January saw the start of the 2018 tattoo convention season. Already well underway, this season is proving to be bigger, better, and even more talent-filled than previous years.
With the conventions come the competitions. For some, the competitions are the focal point of the convention—the sole reason they attend. For others, it’s just a spur of the moment decision to enter after seeing how great their piece is.
As a representative of Tattoo.com, I have sat on several judges’ panels over the last year. I have met several other competition judges and shared tips and frustrations and have scrutinized over thousands (no joke) of tattoos at this point.
Of course, there is more to a competition than simply showing up and displaying your art—there are steps you have to take prior to jumping on stage and swaggering up to the judges’ table. Believe it or not, there is a wrong way to present your tattoo to the judges.
Let me be clear about one thing—we are judges. Our sole purpose is to judge your work. We aren’t up there to be nice. We are there simply to judge your piece for what it is and assign awards given the quality of the pieces entered. Awards are not given out based on backstory, personality, or notoriety of the artist and/or shop.
If you’re considering entering a piece in a tattoo competition, check out these helpful tips to help you enter the competition the right way.
This is surprisingly important. There is a huge selection of categories into which you can enter your piece. It is vital that you select the right category to ensure you are getting judged appropriately. If you’re not sure what category your piece belongs in—ask someone. Your artist or the person accepting the entry forms will be able to help you decide which category your piece belongs in. In some cases, you may be able to enter into several categories with one piece. Picking the wrong category can count you out before you begin.

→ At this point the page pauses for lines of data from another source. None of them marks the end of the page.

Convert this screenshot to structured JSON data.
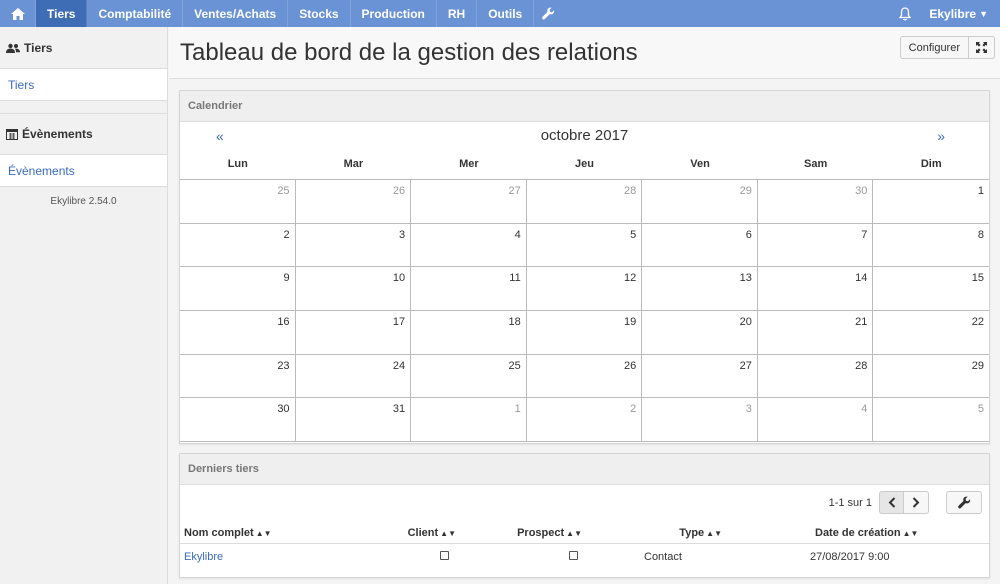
{
  "nav": {
    "items": [
      {
        "label": "Tiers",
        "active": true
      },
      {
        "label": "Comptabilité"
      },
      {
        "label": "Ventes/Achats"
      },
      {
        "label": "Stocks"
      },
      {
        "label": "Production"
      },
      {
        "label": "RH"
      },
      {
        "label": "Outils"
      }
    ],
    "user": "Ekylibre",
    "icons": [
      "home-icon",
      "wrench-icon",
      "bell-icon"
    ],
    "bar_color": "#6a93d6",
    "active_color": "#3f6db5"
  },
  "sidebar": {
    "sections": [
      {
        "title": "Tiers",
        "icon": "people-icon",
        "links": [
          "Tiers"
        ]
      },
      {
        "title": "Évènements",
        "icon": "calendar-icon",
        "links": [
          "Évènements"
        ]
      }
    ],
    "version": "Ekylibre 2.54.0"
  },
  "page": {
    "title": "Tableau de bord de la gestion des relations",
    "configure_label": "Configurer"
  },
  "calendar": {
    "panel_title": "Calendrier",
    "prev": "«",
    "next": "»",
    "month": "octobre 2017",
    "weekdays": [
      "Lun",
      "Mar",
      "Mer",
      "Jeu",
      "Ven",
      "Sam",
      "Dim"
    ],
    "weeks": [
      [
        "25",
        "26",
        "27",
        "28",
        "29",
        "30",
        "1"
      ],
      [
        "2",
        "3",
        "4",
        "5",
        "6",
        "7",
        "8"
      ],
      [
        "9",
        "10",
        "11",
        "12",
        "13",
        "14",
        "15"
      ],
      [
        "16",
        "17",
        "18",
        "19",
        "20",
        "21",
        "22"
      ],
      [
        "23",
        "24",
        "25",
        "26",
        "27",
        "28",
        "29"
      ],
      [
        "30",
        "31",
        "1",
        "2",
        "3",
        "4",
        "5"
      ]
    ],
    "other_month_cells": [
      [
        0,
        0
      ],
      [
        0,
        1
      ],
      [
        0,
        2
      ],
      [
        0,
        3
      ],
      [
        0,
        4
      ],
      [
        0,
        5
      ],
      [
        5,
        2
      ],
      [
        5,
        3
      ],
      [
        5,
        4
      ],
      [
        5,
        5
      ],
      [
        5,
        6
      ]
    ]
  },
  "latest": {
    "panel_title": "Derniers tiers",
    "pager_text": "1-1 sur 1",
    "columns": [
      "Nom complet",
      "Client",
      "Prospect",
      "Type",
      "Date de création"
    ],
    "rows": [
      {
        "name": "Ekylibre",
        "client": false,
        "prospect": false,
        "type": "Contact",
        "created": "27/08/2017 9:00"
      }
    ]
  }
}
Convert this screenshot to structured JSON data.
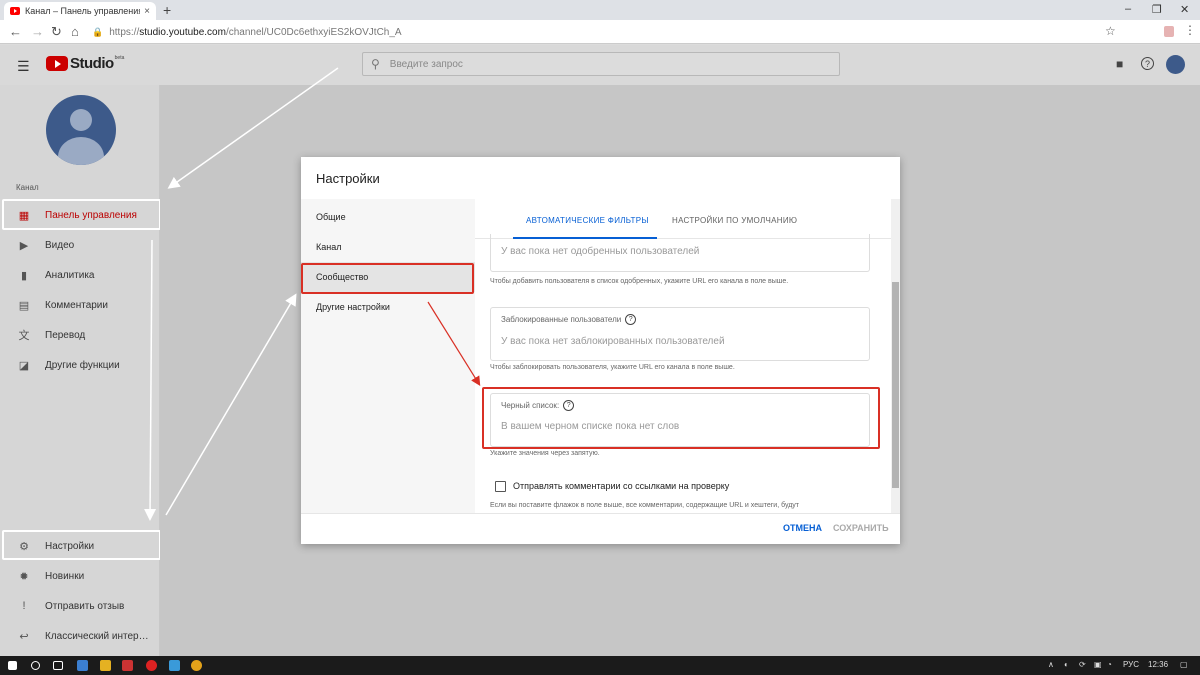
{
  "browser": {
    "tab_title": "Канал – Панель управления – Т",
    "tab_close": "×",
    "new_tab": "+",
    "url_prefix": "https://",
    "url_host": "studio.youtube.com",
    "url_path": "/channel/UC0Dc6ethxyiES2kOVJtCh_A",
    "minimize": "–",
    "restore": "❐",
    "close": "✕"
  },
  "header": {
    "logo_text": "Studio",
    "beta": "beta",
    "search_placeholder": "Введите запрос"
  },
  "sidebar": {
    "channel_label": "Канал",
    "items": [
      {
        "label": "Панель управления",
        "icon": "dashboard-icon",
        "active": true
      },
      {
        "label": "Видео",
        "icon": "video-icon"
      },
      {
        "label": "Аналитика",
        "icon": "analytics-icon"
      },
      {
        "label": "Комментарии",
        "icon": "comments-icon"
      },
      {
        "label": "Перевод",
        "icon": "translate-icon"
      },
      {
        "label": "Другие функции",
        "icon": "other-features-icon"
      }
    ],
    "bottom_items": [
      {
        "label": "Настройки",
        "icon": "gear-icon"
      },
      {
        "label": "Новинки",
        "icon": "whats-new-icon"
      },
      {
        "label": "Отправить отзыв",
        "icon": "feedback-icon"
      },
      {
        "label": "Классический интер…",
        "icon": "classic-icon"
      }
    ]
  },
  "dialog": {
    "title": "Настройки",
    "nav": [
      "Общие",
      "Канал",
      "Сообщество",
      "Другие настройки"
    ],
    "active_nav": "Сообщество",
    "tabs": [
      "АВТОМАТИЧЕСКИЕ ФИЛЬТРЫ",
      "НАСТРОЙКИ ПО УМОЛЧАНИЮ"
    ],
    "approved_placeholder": "У вас пока нет одобренных пользователей",
    "approved_hint": "Чтобы добавить пользователя в список одобренных, укажите URL его канала в поле выше.",
    "blocked_label": "Заблокированные пользователи",
    "blocked_placeholder": "У вас пока нет заблокированных пользователей",
    "blocked_hint": "Чтобы заблокировать пользователя, укажите URL его канала в поле выше.",
    "blacklist_label": "Черный список",
    "blacklist_placeholder": "В вашем черном списке пока нет слов",
    "blacklist_hint": "Укажите значения через запятую.",
    "checkbox_label": "Отправлять комментарии со ссылками на проверку",
    "checkbox_hint": "Если вы поставите флажок в поле выше, все комментарии, содержащие URL и хештеги, будут",
    "cancel": "ОТМЕНА",
    "save": "СОХРАНИТЬ"
  },
  "taskbar": {
    "lang": "РУС",
    "time": "12:36"
  },
  "colors": {
    "accent": "#065fd4",
    "highlight_red": "#d93025",
    "youtube_red": "#cc0000"
  }
}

I can’t believe I have to say this, but seriously guys…BATHE before coming to one of these events. Judging tattoos gets us up close and personal with you. We’re going to sit close, stare, and analyze the piece—and depending on where the piece is located, that may put our faces in some awkward places. So please, if you want us to really get a good look at your piece, don’t smell like you haven’t bathed in three weeks. We don’t want to smell your B.O. and are likely to move on quickly.
If your tattoo was done at the convention, chances are your artist shaved the area before they began tattooing. Great. That’s awesome. We love that. However, if you are entering an older piece, do yourself a favor—SHAVE THE AREA OF THE TATTOO before stepping onstage. Believe me, this can be a huge difference between whether your tattoo gets properly analyzed or not.
Tattoo competitions aren’t usually in well-lit buildings. Convention halls generally don’t make for the best lighting. Each artist is often equipped with lighting for their own tattoo station which can alleviate this issue for them, however, onstage there usually aren’t these lights. When your tattoo is covered in hair, it can be very difficult for us to see the details on the piece. If you have particularly thick, dark, or curly body hair, it can be hard to get a clear view of the piece regardless of lighting—so it is best to just shave the area and avoid any issues.
Clean and Clear
If you are entering a fresh tattoo, it is important to make sure the area is clear of any oozing fluids. This allows the judges to get the best view of the tattoo in order to truly analyze and rank your piece. Just prior to getting into line, have your artist provide you with a paper towel doused in green soap and wipe it down as you approach the panel. Many artists will stand in line with you, gloved up, ready to wipe it down for you—particularly if they have requested you enter the piece.
No matter how you do it, make sure it is clean and clear for the judges to look at.
When the tattoo artist puts your stencil on prior to starting the tattoo, note the position in which you are standing. Generally, it is a natural position where you feel at ease. This position is how you want to present your tattoo to the judges. Don’t flex, stretch, or pose in an unnatural position. Not only do you look silly, but it can distort the tattoo’s appearance. Stand naturally but still. Don’t shift and wiggle or the judges won’t get a clear view. Be polite—don’t just flop your leg up on the table ungracefully. Be gentle, natural, calm, and patient. Whichever way you are standing, expect to hold that position for an extended period of time while the judges look over every inch of your piece.
At the start of the competition, most announcers will tell contestants not to inform the judges of the shop or artist which did the piece. This is to prevent any bias in either direction. Despite this being announced beforehand, many people will still approach the judges and proceed to announce their shop and/or artist. It’s great that you’re proud of your piece and your artist but, and I reiterate, WE DON’T WANT TO KNOW. So please, don’t tell anyone on the panel who your artist is. It is one of the rules, after all.
Happy competing, everyone! Hopefully, I’ll see you out there!